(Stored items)
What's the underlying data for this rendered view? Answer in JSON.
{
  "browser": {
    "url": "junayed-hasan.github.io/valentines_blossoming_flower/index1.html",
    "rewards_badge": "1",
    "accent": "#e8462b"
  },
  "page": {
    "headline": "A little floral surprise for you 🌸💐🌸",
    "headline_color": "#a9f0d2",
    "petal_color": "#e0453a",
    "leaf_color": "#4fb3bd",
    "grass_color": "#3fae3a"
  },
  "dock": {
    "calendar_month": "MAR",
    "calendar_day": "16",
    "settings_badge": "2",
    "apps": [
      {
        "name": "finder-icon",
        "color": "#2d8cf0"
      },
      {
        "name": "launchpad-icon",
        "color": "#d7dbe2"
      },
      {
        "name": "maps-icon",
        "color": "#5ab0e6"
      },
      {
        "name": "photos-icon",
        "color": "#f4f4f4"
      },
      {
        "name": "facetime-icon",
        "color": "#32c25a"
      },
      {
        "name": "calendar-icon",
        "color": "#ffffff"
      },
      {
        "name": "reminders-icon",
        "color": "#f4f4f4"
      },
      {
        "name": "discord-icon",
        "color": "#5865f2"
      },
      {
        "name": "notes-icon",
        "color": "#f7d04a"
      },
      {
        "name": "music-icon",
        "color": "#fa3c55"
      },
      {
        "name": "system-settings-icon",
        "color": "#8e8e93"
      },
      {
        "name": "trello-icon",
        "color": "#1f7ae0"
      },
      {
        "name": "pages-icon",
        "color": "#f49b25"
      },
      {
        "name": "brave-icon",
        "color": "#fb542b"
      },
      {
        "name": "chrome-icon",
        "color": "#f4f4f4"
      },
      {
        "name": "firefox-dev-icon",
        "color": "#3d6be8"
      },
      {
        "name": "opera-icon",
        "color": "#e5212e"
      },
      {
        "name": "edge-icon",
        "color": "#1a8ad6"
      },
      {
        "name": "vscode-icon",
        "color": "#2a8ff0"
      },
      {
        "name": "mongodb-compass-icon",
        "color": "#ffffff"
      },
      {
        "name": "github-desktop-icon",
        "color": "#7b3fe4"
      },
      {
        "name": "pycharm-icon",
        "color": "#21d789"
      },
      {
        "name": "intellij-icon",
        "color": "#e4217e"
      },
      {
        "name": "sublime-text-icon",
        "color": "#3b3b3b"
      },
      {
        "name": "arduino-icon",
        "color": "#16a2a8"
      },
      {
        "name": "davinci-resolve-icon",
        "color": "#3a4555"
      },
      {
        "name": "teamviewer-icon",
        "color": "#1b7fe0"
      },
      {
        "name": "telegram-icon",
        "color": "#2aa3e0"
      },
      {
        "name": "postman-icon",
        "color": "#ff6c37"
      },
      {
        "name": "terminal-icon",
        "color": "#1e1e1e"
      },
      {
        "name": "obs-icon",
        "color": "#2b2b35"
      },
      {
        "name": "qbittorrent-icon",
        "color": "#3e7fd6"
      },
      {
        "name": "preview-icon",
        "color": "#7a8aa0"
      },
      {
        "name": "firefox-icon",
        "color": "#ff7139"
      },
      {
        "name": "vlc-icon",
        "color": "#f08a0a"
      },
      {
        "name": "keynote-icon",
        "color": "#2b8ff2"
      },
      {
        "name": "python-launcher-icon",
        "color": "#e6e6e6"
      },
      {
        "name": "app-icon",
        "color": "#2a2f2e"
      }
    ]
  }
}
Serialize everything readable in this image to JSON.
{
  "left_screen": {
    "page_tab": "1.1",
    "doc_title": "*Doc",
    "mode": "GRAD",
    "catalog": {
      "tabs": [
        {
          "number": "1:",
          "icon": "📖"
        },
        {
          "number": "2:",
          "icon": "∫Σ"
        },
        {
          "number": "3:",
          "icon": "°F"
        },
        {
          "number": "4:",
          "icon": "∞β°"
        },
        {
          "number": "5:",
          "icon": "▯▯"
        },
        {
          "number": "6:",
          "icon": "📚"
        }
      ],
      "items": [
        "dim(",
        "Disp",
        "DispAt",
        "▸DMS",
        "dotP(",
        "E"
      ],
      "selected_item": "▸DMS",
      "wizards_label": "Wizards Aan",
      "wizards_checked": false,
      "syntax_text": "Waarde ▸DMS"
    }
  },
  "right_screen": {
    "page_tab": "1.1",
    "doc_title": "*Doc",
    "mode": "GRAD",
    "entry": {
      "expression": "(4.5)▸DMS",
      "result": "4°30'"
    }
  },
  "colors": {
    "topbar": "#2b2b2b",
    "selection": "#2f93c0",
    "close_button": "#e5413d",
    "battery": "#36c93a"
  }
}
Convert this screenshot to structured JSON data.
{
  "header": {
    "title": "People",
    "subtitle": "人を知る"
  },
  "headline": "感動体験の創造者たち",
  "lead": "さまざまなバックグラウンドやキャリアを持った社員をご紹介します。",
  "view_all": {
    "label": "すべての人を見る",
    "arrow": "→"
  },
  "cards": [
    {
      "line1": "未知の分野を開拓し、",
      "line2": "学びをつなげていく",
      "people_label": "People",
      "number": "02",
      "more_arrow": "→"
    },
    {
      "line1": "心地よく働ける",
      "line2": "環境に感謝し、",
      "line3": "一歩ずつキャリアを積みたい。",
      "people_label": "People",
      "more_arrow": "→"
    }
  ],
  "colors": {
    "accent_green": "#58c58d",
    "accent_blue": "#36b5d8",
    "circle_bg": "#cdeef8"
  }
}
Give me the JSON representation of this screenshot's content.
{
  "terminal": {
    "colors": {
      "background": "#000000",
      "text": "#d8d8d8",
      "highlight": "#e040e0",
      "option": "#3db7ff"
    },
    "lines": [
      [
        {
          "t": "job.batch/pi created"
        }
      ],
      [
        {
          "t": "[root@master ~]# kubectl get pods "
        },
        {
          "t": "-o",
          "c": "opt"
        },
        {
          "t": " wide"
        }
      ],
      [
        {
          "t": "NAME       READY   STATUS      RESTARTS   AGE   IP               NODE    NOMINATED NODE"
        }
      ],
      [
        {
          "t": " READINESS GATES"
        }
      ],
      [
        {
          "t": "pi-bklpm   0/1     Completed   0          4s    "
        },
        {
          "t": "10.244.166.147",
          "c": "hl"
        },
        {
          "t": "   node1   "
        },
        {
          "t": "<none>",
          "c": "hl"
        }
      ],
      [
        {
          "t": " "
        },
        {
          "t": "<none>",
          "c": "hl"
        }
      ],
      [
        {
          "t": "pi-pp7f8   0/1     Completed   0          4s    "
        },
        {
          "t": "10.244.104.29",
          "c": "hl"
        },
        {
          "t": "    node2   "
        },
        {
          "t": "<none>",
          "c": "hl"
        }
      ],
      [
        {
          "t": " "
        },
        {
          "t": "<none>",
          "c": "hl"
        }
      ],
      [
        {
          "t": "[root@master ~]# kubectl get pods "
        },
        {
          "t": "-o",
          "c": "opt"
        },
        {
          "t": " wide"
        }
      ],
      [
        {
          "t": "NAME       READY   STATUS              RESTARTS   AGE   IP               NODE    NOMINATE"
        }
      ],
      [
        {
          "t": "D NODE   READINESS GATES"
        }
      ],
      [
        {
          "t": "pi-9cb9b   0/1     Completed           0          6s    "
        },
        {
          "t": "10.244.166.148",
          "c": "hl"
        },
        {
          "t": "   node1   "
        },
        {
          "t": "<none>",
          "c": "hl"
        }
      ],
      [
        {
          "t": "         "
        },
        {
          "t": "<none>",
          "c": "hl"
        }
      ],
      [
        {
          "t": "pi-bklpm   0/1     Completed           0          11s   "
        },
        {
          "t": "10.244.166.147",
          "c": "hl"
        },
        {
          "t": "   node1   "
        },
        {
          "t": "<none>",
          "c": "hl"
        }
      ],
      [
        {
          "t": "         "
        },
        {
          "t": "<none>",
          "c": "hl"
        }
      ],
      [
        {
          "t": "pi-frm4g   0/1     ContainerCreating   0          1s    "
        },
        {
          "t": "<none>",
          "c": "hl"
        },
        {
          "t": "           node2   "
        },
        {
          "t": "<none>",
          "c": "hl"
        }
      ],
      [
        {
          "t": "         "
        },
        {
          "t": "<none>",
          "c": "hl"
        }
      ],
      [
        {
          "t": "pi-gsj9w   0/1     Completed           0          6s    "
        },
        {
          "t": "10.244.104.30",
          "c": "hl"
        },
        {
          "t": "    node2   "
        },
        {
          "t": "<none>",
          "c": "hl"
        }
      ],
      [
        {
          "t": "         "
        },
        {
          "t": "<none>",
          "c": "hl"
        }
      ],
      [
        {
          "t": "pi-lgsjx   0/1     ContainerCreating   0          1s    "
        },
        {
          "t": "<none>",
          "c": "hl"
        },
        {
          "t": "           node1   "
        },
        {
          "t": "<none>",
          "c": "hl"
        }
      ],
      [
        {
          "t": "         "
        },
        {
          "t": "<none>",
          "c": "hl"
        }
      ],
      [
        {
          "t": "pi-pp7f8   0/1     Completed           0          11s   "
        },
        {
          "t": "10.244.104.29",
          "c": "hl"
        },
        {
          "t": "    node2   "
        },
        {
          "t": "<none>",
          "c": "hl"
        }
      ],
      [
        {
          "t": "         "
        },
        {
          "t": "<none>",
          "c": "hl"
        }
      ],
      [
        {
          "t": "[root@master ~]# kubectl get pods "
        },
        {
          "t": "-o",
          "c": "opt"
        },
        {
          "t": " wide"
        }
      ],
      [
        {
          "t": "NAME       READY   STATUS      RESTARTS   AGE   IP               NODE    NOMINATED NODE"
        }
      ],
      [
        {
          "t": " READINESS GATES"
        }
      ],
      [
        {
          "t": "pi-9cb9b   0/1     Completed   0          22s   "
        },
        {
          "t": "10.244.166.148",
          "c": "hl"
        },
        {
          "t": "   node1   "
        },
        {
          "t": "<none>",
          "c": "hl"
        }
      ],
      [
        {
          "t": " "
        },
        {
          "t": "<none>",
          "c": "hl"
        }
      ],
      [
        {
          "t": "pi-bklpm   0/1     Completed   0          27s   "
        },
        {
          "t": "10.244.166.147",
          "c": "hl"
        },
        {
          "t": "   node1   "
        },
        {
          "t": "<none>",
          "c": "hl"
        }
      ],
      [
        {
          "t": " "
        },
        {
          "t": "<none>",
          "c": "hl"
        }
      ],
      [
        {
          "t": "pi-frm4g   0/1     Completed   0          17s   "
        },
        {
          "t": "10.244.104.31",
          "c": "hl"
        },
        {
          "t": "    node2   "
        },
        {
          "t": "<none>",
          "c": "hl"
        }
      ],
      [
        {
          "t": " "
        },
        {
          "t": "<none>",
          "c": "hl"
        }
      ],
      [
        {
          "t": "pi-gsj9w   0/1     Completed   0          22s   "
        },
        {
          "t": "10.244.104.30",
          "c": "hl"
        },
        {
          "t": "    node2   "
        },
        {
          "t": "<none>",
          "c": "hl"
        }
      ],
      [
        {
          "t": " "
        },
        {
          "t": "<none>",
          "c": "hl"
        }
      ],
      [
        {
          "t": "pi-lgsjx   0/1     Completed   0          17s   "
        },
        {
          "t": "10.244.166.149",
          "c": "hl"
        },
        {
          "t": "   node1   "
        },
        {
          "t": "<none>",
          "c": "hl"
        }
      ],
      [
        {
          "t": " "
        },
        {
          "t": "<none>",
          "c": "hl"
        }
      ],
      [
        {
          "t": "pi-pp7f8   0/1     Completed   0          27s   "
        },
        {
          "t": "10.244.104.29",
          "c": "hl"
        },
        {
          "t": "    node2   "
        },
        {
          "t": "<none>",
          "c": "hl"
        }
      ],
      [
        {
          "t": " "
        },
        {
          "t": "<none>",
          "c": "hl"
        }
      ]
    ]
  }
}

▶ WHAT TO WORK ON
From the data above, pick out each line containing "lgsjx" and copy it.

▶ ANSWER AREA
          "t": "pi-lgsjx   0/1     ContainerCreating   0          1s    "
          "t": "pi-lgsjx   0/1     Completed   0          17s   "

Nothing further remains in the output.